The one who has entered a solitary place,
Whose mind is calm and who sees the way,
To that one comes insight and truth
And rapturous joy transcending any other.3 — Dhammapada
In this next passage, the Buddha makes a similar point in response to a question:
A questioner asked the Buddha: “I would like to know about the state of peace, the state of solitude and of quiet detachment. How does a person become calm, independent, and not wanting to grasp at anything?” . . .
[The Buddha replied]: “The person should look for peace within and not depend on it in any other place. For when a person is quiet within, the self cannot be found. There are no waves in the depths of the ocean, it is still and unbroken.”4
— Sutta Nipata
We find peace within, the Buddha says, when the mind becomes still and we transcend our ordinary, limited self.
There is a sphere where there is neither earth nor water nor heat nor air, for it is beyond the field of matter; nor is it the sphere of infinite space, or consciousness, for it is beyond the field of mind. There is not the condition of nothingness, neither is there the state of this world or another world, nor sun nor moon. This is the uncreated.
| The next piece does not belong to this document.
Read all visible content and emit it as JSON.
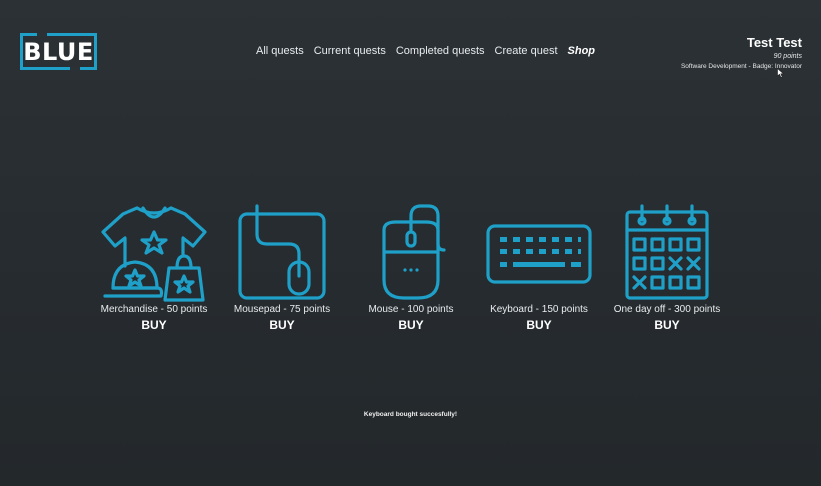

This condition I call neither arising nor passing away, neither dying nor being born. It is without form and without change. It is the eternal, which never originates and never passes away. To find it is the end of sorrow.5
— Udanna Sutta
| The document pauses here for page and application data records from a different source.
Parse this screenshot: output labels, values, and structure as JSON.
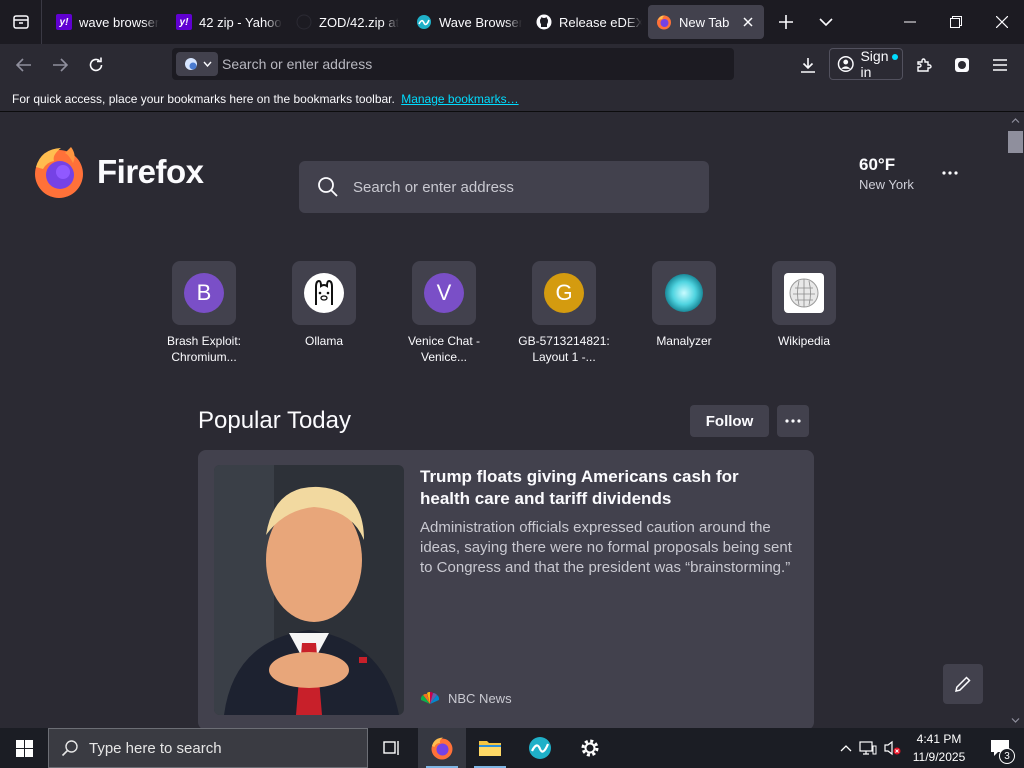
{
  "tabs": [
    {
      "title": "wave browser",
      "favicon": "yahoo-icon"
    },
    {
      "title": "42 zip - Yahoo",
      "favicon": "yahoo-icon"
    },
    {
      "title": "ZOD/42.zip at",
      "favicon": "github-icon"
    },
    {
      "title": "Wave Browser",
      "favicon": "wave-icon"
    },
    {
      "title": "Release eDEX-",
      "favicon": "github-icon"
    },
    {
      "title": "New Tab",
      "favicon": "firefox-icon",
      "active": true
    }
  ],
  "navbar": {
    "url_placeholder": "Search or enter address",
    "sign_in_label": "Sign in"
  },
  "bookmarks_bar": {
    "message": "For quick access, place your bookmarks here on the bookmarks toolbar.",
    "manage_link": "Manage bookmarks…"
  },
  "newtab": {
    "wordmark": "Firefox",
    "search_placeholder": "Search or enter address",
    "weather": {
      "temp": "60°F",
      "city": "New York"
    },
    "top_sites": [
      {
        "label": "Brash Exploit: Chromium...",
        "letter": "B",
        "color": "#7a4fc7"
      },
      {
        "label": "Ollama",
        "icon": "ollama-icon"
      },
      {
        "label": "Venice Chat - Venice...",
        "letter": "V",
        "color": "#7a4fc7"
      },
      {
        "label": "GB-5713214821: Layout 1 -...",
        "letter": "G",
        "color": "#d49b0f"
      },
      {
        "label": "Manalyzer",
        "icon": "manalyzer-icon"
      },
      {
        "label": "Wikipedia",
        "icon": "wikipedia-icon"
      }
    ],
    "popular_title": "Popular Today",
    "follow_label": "Follow",
    "story": {
      "headline": "Trump floats giving Americans cash for health care and tariff dividends",
      "excerpt": "Administration officials expressed caution around the ideas, saying there were no formal proposals being sent to Congress and that the president was “brainstorming.”",
      "source": "NBC News"
    }
  },
  "taskbar": {
    "search_placeholder": "Type here to search",
    "time": "4:41 PM",
    "date": "11/9/2025",
    "notification_count": "3"
  },
  "colors": {
    "accent_link": "#00ddff",
    "background": "#2b2a33",
    "surface": "#42414d"
  }
}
Here again we are told about a field beyond all relative values, uncreated and eternal — the transcendental field. The final sentence, eight short words, tells us we can experience it directly and derive infinite benefit.
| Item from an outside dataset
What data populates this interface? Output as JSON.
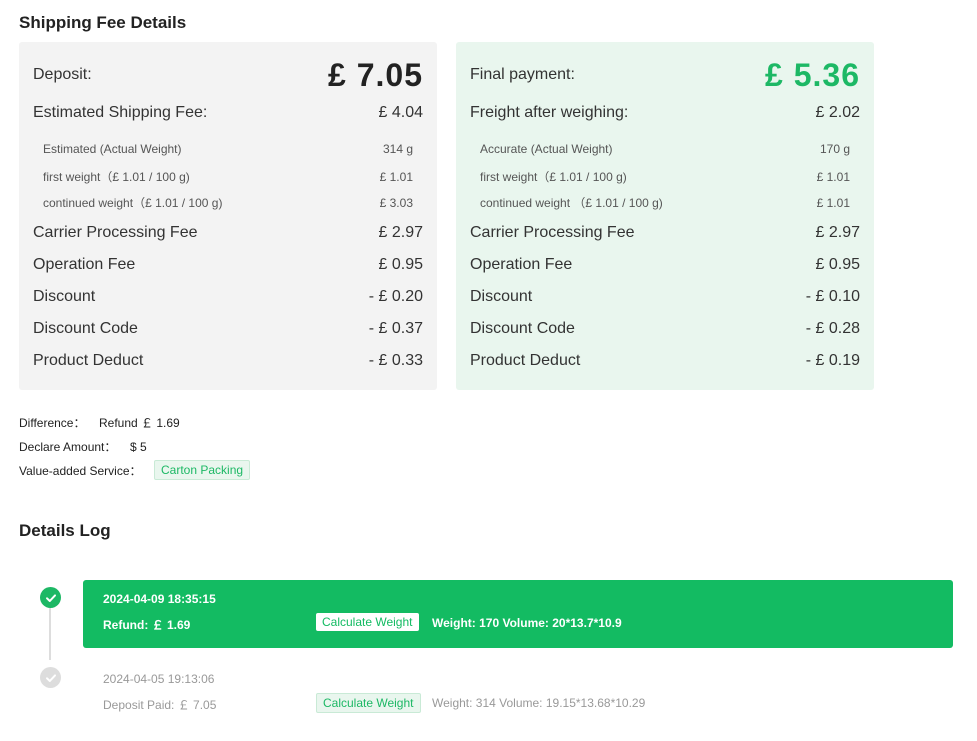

An effortless technique for diving within
The Buddha is talking about the same thing we find expressed in traditions worldwide — the summons to look within, to discover the inner treasure we each carry within us — waiting to be experienced, awakened, lived in our daily lives.
And just how do we do this?
In the mid-1950s Maharishi Mahesh Yogi came out of the Himalayas and began teaching a simple, natural effortless meditation technique that had been handed down through the millennia in the world’s oldest continuous tradition of knowledge, India’s Vedic tradition.
Life is meant to be enjoyed, Maharishi taught — the purpose of life is the expansion of happiness. And the technique he taught was designed to enable every human being effortlessly to dive within and experience the ocean of unbounded bliss deep within.
This was the Transcendental Meditation technique. Over more than 50 years now, millions of people around the world — people of every age, nationality, and religious, cultural, ethnic, educational, and economic background — have learned this simple procedure and have enjoyed its benefits.
And over that time the Transcendental Meditation technique has become the most extensively research and thoroughly documented program of personal development in the world. More than 350 peer-reviewed studies have been published in medical and scientific journals, documenting benefits in every area of life — improved mental capacities, better health, enhanced development of personality, better relationships, even improved quality of life for the whole society. The Transcendental Meditation technique has been applied in education, business, medicine and health, rehabilitation, and substance abuse, with unparalleled results.
The Buddha gave to the world a profound vision of the full potential of human life, centered in awakening the unbounded potential within. Maharishi has given us the gift of a simple, effortless procedure for doing exactly this.
1. The Buddha Speaks, ed. Anne Bancroft (Boston: Shambhala, 2000), 92.
2. Thomas William Rhys Davids, Early Buddhism (London: Archibald Constable, 1908), 72–73.
3. The Buddha Speaks, 91.
4. The Buddha Speaks, 35.
5. The Buddha Speaks, 98–99.